Hedge Funds Look for Safety in Gold; JP Morgan Owns 60% of US Gold Derivatives

by on February 3, 2014 4:24 am BST

Gold has generally been categorized as a safe-haven asset, where investors head to for safety; and copper has been a play on growth, and a play on China. Now, hedge fund risk appetites are satiated as equities begin to topple on less than expected growth out of China and US corporate earnings. Money managers are beginning to dump the growth play of copper and head to gold as net-long gold positions increased a whopping 40 percent, 60,672 contracts, in the week that ended on January 28, according to data provided by the Commodity Futures Trading Commission (CFTC).

As gold pealed back from technical levels, around $1,265 per ounce, bullish bets increased by 5.5 percent with bear positioning declining 16 percent. What is interesting – thinking back to all those optimistic analysts in 2013 taking about future growth – copper longs fell 62 percent, and shorts increased by the most in 11 weeks.

The whole emerging market space has wrecked outlooks as $1.9 trillion has been erased from the value of global equities. “China rules the copper market, and it’s obvious that there are no reasons for this market to move higher as supply is ample, and demand is sluggish,” said Peter Jankovskis, co-CIO of Lisle. “Gold, on the other hand, is seeing some buying given the turmoil in many countries, but what remains to be seen is if the rally can sustain in the face of tapering,” he continued.

It has brought to light, with the help of ZeroHedge, that JP Morgan has cornered the gold market as the master manipulator owned 60 percent of all US gold derivative, $65.4 billion of the notional $108.2 billion market value. Citigroup was runner up with just over $16 billion on their books.

Last time JP Morgan owned the majority of a market was when trader Bruno Iksil, the London Whale and known for extremely large positioning, had an oversize position in  CDX IG 9, a credit default swap index.

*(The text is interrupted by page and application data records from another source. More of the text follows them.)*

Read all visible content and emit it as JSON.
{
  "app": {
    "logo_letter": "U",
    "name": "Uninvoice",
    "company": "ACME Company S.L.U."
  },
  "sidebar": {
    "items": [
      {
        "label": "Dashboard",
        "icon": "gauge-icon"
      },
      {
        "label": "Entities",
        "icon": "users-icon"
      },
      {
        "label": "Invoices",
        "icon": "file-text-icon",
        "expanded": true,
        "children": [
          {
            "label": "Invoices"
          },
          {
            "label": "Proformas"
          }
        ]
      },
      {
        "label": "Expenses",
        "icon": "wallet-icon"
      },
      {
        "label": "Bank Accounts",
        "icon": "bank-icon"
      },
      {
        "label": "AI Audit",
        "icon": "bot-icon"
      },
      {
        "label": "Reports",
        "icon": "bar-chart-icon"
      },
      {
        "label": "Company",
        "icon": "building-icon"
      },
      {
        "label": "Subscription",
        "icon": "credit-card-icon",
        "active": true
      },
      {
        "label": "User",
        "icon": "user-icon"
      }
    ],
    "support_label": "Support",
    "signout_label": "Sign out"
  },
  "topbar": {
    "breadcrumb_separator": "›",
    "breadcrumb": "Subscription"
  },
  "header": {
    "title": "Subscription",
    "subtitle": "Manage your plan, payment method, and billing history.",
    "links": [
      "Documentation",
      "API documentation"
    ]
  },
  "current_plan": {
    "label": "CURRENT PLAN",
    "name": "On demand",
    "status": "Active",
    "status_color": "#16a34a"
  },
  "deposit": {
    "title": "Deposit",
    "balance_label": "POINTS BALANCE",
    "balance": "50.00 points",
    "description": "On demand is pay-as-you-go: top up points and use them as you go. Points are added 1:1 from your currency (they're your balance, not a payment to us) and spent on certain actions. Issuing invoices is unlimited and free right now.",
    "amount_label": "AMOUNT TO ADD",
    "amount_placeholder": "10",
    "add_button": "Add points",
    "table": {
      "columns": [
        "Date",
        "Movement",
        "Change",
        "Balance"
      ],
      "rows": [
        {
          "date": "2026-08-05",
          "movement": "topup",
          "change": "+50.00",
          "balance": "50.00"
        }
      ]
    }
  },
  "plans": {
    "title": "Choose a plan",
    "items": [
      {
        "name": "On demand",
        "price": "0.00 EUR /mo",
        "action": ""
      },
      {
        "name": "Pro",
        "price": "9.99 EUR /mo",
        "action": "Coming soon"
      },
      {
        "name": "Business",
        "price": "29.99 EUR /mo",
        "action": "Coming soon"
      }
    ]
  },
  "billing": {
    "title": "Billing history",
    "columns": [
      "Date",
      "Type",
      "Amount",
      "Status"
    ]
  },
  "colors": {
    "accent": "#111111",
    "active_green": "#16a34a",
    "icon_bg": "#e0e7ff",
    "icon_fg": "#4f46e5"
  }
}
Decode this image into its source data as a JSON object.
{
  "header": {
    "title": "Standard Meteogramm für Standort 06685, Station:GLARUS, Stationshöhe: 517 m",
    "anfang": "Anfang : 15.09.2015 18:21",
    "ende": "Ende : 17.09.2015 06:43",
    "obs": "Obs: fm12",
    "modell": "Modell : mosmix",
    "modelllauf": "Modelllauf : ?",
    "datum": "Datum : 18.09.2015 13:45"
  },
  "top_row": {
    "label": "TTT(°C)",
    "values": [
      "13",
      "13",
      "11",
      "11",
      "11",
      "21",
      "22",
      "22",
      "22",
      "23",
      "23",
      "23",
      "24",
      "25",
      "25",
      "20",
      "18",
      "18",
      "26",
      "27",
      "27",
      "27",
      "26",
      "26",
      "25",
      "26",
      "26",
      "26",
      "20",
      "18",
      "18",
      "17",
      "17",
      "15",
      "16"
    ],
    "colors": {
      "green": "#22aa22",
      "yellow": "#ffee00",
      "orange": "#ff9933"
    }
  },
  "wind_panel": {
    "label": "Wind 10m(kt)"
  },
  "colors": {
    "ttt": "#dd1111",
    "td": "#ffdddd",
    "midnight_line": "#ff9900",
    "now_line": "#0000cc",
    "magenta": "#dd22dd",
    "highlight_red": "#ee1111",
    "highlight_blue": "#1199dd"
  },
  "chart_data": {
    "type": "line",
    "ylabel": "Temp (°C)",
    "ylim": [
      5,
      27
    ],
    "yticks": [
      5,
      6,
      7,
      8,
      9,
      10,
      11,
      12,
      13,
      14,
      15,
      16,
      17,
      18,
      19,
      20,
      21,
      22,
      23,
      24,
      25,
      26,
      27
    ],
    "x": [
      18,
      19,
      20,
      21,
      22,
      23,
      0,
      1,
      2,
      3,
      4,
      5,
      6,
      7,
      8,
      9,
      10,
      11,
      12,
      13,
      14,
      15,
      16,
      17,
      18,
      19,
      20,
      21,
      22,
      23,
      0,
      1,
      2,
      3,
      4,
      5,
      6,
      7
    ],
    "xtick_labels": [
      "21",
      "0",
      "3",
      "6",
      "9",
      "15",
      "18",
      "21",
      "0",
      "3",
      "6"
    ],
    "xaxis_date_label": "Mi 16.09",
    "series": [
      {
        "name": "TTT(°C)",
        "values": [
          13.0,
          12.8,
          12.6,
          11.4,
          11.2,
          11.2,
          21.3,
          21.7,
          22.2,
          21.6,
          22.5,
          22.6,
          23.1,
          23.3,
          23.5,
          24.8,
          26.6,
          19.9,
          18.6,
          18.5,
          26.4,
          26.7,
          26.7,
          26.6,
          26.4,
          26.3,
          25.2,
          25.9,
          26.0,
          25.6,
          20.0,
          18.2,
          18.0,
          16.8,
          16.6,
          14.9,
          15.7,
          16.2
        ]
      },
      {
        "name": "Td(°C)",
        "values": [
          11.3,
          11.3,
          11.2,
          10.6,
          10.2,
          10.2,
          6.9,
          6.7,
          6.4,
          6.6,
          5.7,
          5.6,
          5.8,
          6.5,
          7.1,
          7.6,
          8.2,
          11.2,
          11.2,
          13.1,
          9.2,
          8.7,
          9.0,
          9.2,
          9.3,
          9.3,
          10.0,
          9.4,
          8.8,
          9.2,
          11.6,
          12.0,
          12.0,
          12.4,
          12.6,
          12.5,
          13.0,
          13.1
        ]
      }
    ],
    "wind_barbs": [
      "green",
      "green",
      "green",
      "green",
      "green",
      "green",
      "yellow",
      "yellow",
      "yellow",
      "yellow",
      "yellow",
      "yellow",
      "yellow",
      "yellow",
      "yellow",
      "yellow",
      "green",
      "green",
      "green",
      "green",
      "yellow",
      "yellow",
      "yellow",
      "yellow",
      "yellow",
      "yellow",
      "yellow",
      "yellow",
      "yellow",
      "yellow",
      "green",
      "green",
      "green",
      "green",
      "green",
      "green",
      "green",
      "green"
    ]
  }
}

When his position was known and fundamentals began to change, traders (even some within JP Morgan) began to trade against Iksil, and Iksil’s position ultimately cost JP Morgan over $6 billion in losses.